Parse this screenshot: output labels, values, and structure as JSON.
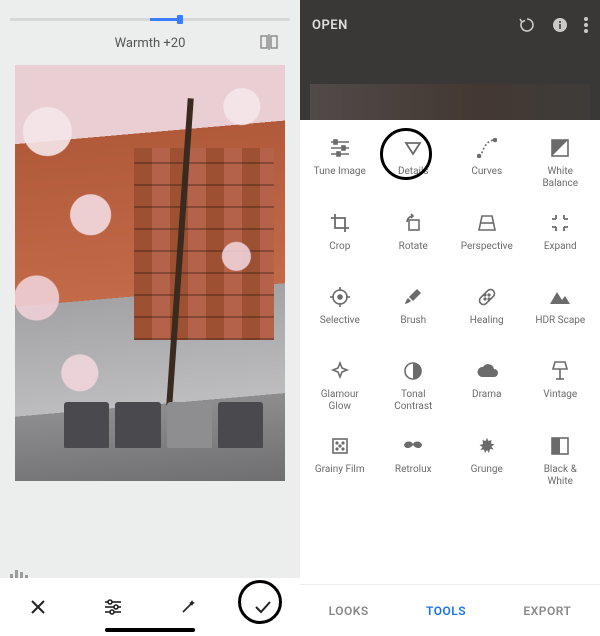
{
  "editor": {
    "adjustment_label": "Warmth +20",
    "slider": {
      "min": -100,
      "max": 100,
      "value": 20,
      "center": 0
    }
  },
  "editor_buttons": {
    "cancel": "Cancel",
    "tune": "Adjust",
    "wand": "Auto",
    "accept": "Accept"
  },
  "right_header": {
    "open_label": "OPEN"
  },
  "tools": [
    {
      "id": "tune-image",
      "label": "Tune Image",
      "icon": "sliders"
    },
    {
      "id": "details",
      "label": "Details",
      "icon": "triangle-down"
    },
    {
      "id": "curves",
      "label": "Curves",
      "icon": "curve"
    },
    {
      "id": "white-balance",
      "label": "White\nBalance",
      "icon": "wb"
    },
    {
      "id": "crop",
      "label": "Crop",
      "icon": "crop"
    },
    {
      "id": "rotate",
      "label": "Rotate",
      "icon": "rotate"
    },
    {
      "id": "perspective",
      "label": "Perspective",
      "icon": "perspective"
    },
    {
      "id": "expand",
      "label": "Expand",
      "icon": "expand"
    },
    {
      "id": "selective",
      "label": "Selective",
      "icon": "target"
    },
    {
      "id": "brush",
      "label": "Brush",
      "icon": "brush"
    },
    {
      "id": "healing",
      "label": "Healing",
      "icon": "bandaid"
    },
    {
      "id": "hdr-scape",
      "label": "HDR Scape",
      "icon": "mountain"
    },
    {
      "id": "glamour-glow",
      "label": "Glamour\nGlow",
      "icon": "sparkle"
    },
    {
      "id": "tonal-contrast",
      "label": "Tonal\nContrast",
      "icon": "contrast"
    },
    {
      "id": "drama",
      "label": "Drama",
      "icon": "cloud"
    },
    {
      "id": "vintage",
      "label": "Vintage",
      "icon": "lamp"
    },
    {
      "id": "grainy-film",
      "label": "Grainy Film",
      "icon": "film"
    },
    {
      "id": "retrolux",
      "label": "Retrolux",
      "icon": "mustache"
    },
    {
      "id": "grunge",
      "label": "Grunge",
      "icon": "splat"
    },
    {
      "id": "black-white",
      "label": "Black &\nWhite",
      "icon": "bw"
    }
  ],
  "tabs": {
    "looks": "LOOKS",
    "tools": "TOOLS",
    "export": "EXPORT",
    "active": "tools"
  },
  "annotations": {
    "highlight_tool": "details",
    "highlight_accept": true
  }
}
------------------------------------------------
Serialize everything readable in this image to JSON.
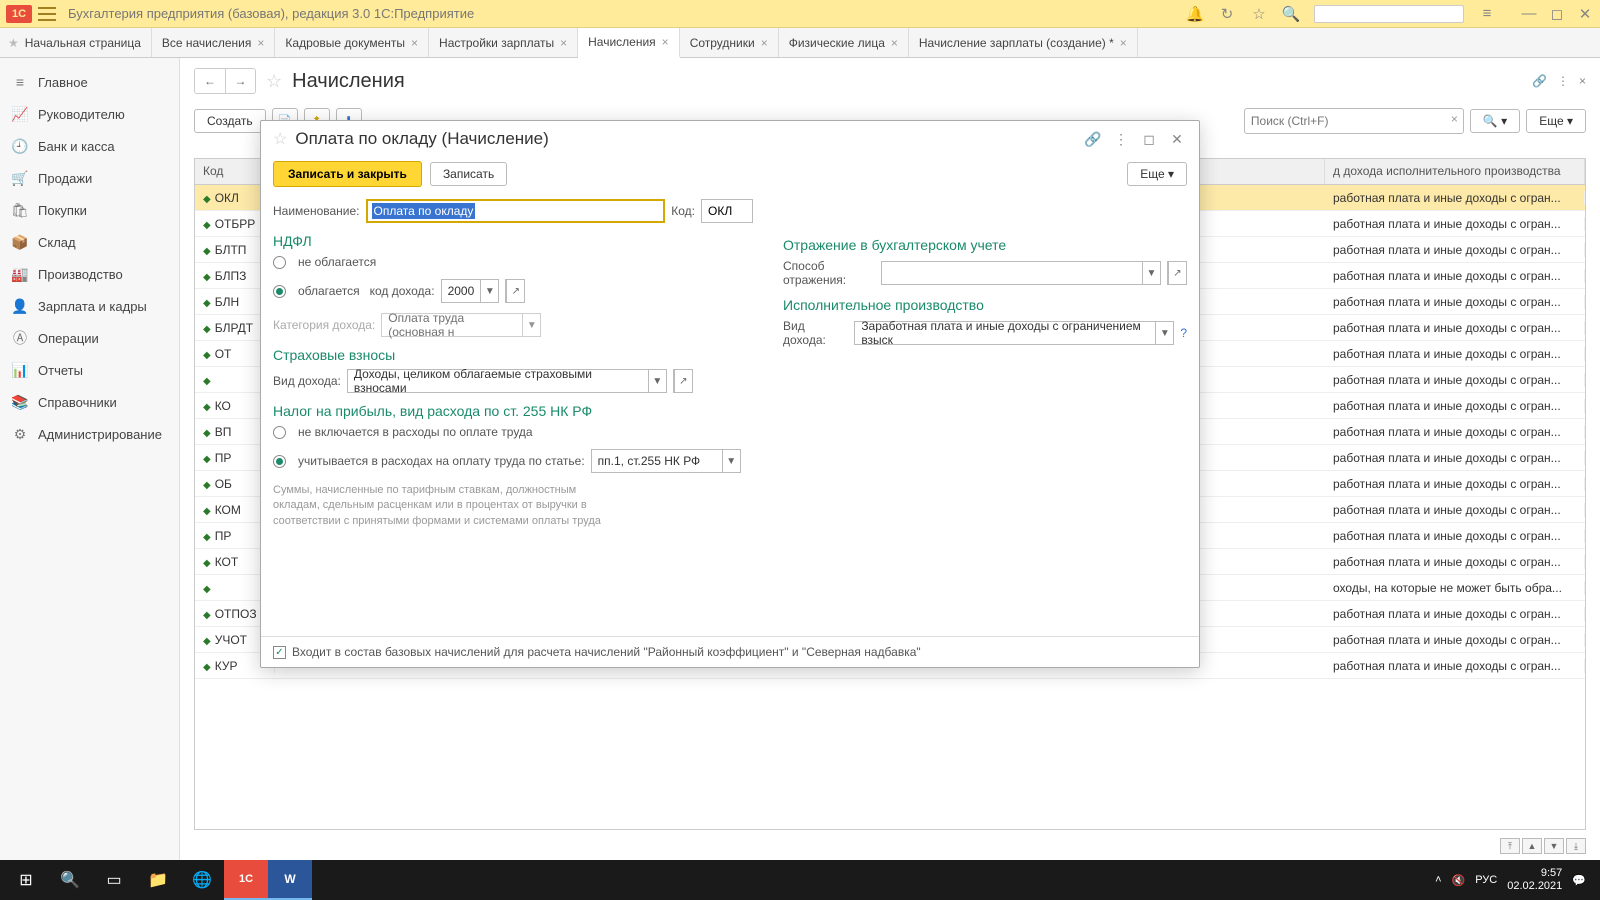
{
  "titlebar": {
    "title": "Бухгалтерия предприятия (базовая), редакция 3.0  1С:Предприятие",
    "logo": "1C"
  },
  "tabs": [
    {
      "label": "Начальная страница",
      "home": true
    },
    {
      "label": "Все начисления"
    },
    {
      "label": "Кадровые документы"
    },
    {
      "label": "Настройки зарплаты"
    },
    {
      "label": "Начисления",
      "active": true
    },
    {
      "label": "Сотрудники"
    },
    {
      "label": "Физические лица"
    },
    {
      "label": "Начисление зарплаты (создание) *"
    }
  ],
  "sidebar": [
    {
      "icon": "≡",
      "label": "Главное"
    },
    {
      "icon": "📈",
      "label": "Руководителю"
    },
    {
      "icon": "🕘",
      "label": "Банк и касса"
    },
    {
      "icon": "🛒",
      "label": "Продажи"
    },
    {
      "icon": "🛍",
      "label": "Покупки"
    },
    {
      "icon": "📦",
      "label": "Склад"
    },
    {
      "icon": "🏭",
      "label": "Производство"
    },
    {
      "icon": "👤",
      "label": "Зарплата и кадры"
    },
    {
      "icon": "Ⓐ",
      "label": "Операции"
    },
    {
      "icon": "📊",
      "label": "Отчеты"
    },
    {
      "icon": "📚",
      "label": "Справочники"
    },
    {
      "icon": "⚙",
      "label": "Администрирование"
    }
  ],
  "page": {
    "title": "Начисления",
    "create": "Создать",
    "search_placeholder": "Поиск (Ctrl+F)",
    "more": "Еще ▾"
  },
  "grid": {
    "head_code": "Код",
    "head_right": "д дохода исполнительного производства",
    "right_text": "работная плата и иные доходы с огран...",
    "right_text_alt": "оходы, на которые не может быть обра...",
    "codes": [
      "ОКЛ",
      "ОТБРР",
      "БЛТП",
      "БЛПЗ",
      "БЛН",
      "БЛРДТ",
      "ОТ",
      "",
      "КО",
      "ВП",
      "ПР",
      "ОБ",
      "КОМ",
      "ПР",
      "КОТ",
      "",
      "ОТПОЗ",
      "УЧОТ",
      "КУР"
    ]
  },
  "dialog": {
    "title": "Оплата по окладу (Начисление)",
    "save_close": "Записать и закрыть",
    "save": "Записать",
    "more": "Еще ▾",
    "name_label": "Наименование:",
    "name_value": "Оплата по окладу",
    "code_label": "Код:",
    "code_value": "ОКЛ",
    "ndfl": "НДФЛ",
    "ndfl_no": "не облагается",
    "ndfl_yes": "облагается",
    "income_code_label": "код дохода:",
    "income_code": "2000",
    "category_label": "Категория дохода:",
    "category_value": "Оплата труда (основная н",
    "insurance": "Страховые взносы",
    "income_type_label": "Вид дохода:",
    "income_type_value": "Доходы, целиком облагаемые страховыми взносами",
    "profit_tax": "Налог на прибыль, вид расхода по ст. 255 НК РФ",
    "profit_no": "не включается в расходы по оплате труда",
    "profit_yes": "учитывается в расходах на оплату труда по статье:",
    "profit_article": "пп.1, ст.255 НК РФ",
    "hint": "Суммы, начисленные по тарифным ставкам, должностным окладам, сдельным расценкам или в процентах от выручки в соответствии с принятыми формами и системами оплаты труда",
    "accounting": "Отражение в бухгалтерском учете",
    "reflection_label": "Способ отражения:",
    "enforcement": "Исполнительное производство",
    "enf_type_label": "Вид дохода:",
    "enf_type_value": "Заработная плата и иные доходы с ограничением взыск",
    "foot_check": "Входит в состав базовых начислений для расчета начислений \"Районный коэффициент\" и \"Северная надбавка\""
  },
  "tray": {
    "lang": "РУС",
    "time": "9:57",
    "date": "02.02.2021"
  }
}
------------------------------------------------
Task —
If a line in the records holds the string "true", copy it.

Result below —
    "highlight_accept": true
      "home": true
      "active": true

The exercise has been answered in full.